I exhausted the internet. Checked my fantasy baseball team incessantly. And then, one day, I came across one of those “strange news stories.” One of the ones that causes you to click on the link and learn something interesting or odd or—most likely—useless.

It was the story of a long-lost letter that had finally been delivered to a British folk musician named Steve Tilston. The story began almost four decades earlier: Tilston had been a young 1970s folk singer, and he did one of his earliest interviews with a small music magazine. In the interview, Tilston expressed concern over how he might fall prey to fame and fortune should his music resonate with the masses. He knew himself, and worried that fame and fortune might corrupt his music and his art.

Cut to present day. Decades had passed since the interview when, one day, Tilston essentially got the call that “a letter had been discovered.” Back in the early '70s, it seems John Lennon had read Tilston's interview and written him a letter. In the letter, Lennon assured Tilston that he controlled his own destiny. That money and fame couldn't corrupt his art… only he had the ability to do that. Lennon urged him to remain true to himself and to his music. Then John Lennon—John Freaking Lennon!—left Steve Tilston his home phone number should he like to speak further.

Tilston didn't receive the letter for forty years.

You see, the letter had been sent to him care of the magazine and had never been delivered. In real life, Tilston had gone on to lead a lovely life. He'd established himself in England as a well thought of, but certainly not chart-topping, musician. He'd supported himself through music, and had no complaints. He had a family. He had a life. A good one.

But still… it would have been pretty cool to get to speak to Lennon!

And that was the end of the odd news story. But suddenly I couldn't stop thinking of it. Not the story itself, but the “what if” component of it. What if Tilston had sold out? What if he'd become rich and famous and exactly what he feared he'd become? And what if then—in his sixties—he'd first found out about the letter that could have changed everything.

My attempt to procrastinate had failed. I'd just found my next film.

Five years later, I find myself about to release Danny Collins starring Al Pacino in the title role. I wrote it, then directed it, and now it somehow—miraculously—exists. I have never been prouder of anything in my career. Sadly, I can take very little credit for it—the film lives on the performances of some of the finest actors of their respective generations: Annette Bening, and Christopher Plummer, and Jennifer Garner, and Bobby Cannavale all shine. These are movie star performances, all. Full of warmth, humor, romance. Their characters are the prettier, funnier, wittier versions of ourselves. Of our loved ones.
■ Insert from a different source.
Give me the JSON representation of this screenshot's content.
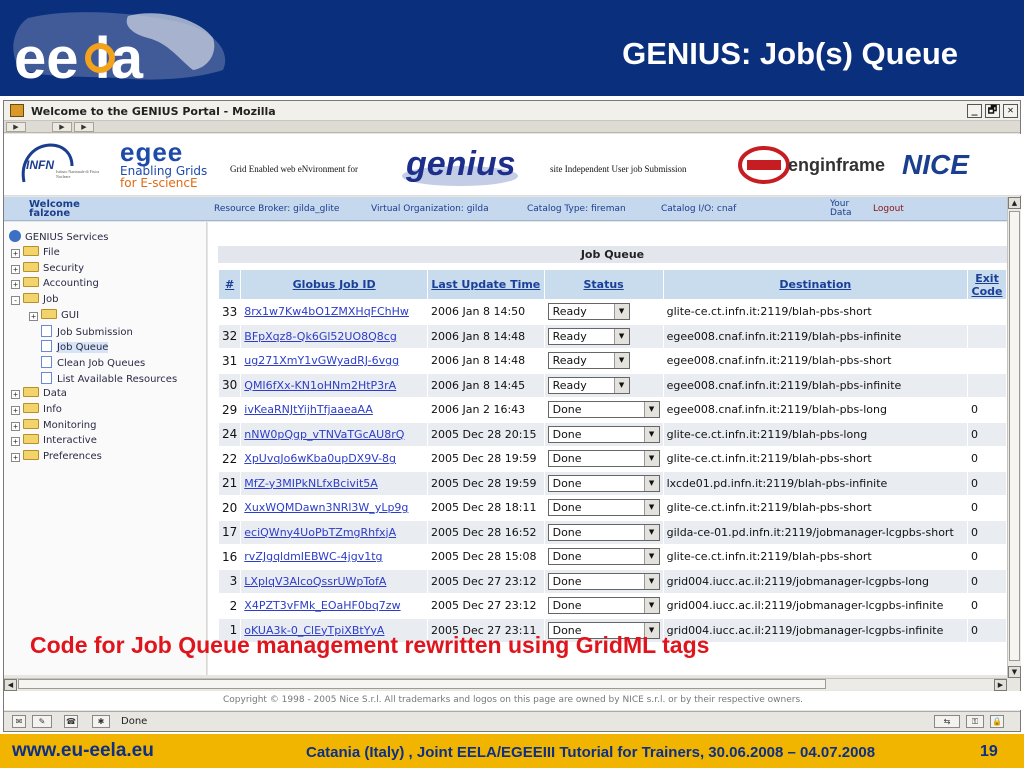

And then there is Al. Always Al. A hero of mine for longer than I can remember, and as charmed and magnificent in this role as he's ever been. The movie rests on his shoulders, and he carries it. It is an old school performance in, what I feel, is becoming an increasingly rare old-fashioned film… a story based on characters, and dialogue, and performances. It is a story of second chances and redemption—a story about family, and legacy, and most of all… as John Lennon would have wanted: “love.”

We simply hope the rest of the world loves it as much as we do.